No shortage of candidates to replace Thomas

Sixteen candidates are competing to replace former D.C. Council member Harry Thomas Jr., who pleaded guilty in January to stealing more than $350,000 from the District and left Ward 5 without direct representation in city hall. Published February 28, 2012

Harry Thomas, Jr., Ward 5 Councilmember, gestures during a legislative session at the John A. Wilson Building, in Washington, D.C., Tuesday, July 12, 2011. (Drew Angerer/The Washington Times)

Graham wants to know how Thomas used trust to steal from city

Employees at a nonprofit organization that former council member Harry Thomas Jr. used as a conduit to steal from the city raised concerns about fast-tracked grants and the risk of becoming a "check-on-demand kind of place," according to testimony at a D.C. Council oversight hearing on Monday. Published February 27, 2012

A public-private trust at the center of former D.C. Council member Harry Thomas Jr.'s theft scandal gave more than $100,000 to groups not registered as nonprofits and others not in city records. (The Washington Times)

'Substantial questions' await Thomas trust

A public-private nonprofit that played a pivotal role in former D.C. Council member Harry Thomas Jr.'s theft of more than $350,000 from the city is expected to face tough questions from the council Monday. Published February 26, 2012

**FILE** D.C. Council member Phil Mendelson (Drew Angerer/The Washington Times)

D.C. truancy report's absence raises ire

A D.C. Council member says the city's public school system violated the law by failing to submit an annual report on truancy, an urgent problem among city youth that has led to stricter monitoring and awareness campaigns across the District. Published February 23, 2012

The Washington Monument, seen through barricades on the Mall, remains closed since August's earthquake. Design for repairs should last into midspring, when bidding will begin. Work will be paid with $15 million in federal and private funding.

D.C. still years, millions away from fixing quake damage

Six months after a magnitude 5.8 earthquake stunned the nation's capital, the Washington Monument is still closed and awaiting $15 million in repairs, the D.C. government is looking for a federal reimbursement for its hodgepodge of damage and the Washington National Cathedral needs $18 million for major restoration efforts that could take up to five years. Published February 22, 2012
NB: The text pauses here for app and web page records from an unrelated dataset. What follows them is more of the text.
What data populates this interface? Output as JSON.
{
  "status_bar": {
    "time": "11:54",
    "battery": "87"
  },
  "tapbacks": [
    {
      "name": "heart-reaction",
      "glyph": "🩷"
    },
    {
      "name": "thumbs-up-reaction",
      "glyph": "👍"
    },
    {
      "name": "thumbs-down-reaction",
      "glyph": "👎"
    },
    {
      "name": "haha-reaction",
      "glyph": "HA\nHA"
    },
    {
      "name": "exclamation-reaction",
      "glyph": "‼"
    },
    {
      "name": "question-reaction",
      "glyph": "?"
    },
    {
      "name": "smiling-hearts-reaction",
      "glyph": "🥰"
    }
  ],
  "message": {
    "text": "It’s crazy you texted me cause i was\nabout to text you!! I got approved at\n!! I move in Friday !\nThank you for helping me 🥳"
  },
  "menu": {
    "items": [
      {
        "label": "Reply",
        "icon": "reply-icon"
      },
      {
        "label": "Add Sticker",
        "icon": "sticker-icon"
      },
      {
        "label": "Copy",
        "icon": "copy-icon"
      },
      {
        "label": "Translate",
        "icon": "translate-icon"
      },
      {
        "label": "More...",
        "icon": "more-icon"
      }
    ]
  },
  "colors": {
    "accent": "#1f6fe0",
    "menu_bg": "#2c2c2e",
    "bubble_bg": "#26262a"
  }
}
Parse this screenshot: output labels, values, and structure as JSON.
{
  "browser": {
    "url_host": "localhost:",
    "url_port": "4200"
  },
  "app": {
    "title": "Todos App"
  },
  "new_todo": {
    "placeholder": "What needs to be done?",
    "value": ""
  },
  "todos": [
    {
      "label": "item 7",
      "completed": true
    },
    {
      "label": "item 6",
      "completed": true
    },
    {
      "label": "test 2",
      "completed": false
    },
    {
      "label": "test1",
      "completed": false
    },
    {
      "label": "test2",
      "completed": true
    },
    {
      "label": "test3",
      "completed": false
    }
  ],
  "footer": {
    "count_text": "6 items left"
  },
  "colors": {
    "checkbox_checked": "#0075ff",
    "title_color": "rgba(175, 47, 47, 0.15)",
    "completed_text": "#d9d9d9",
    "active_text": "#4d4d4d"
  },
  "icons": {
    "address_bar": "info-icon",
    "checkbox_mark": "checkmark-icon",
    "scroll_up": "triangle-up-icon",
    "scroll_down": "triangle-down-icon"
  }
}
** FILE ** Virginia Gov. Bob McDonnell (AP Photo/Steve Helber)

McDonnell backs D.C. budget autonomy

Virginia Gov. Bob McDonnell has thrown his support behind a proposal to allow the District to spend its local funds without tying the process to congressional budget bills, citing the risk of disruptions to services in the nation's capital in the event of a federal government shutdown. Published February 22, 2012

Marion Barry

D.C. Council tightens behavior rules after Marion Barry dustup

The D.C. Council passed a measure Tuesday that expands its self-imposed ban on profane or abusive language to any public meeting attended by members, a swift response to a blowup between two members at the council's retreat on Valentine's Day. Published February 21, 2012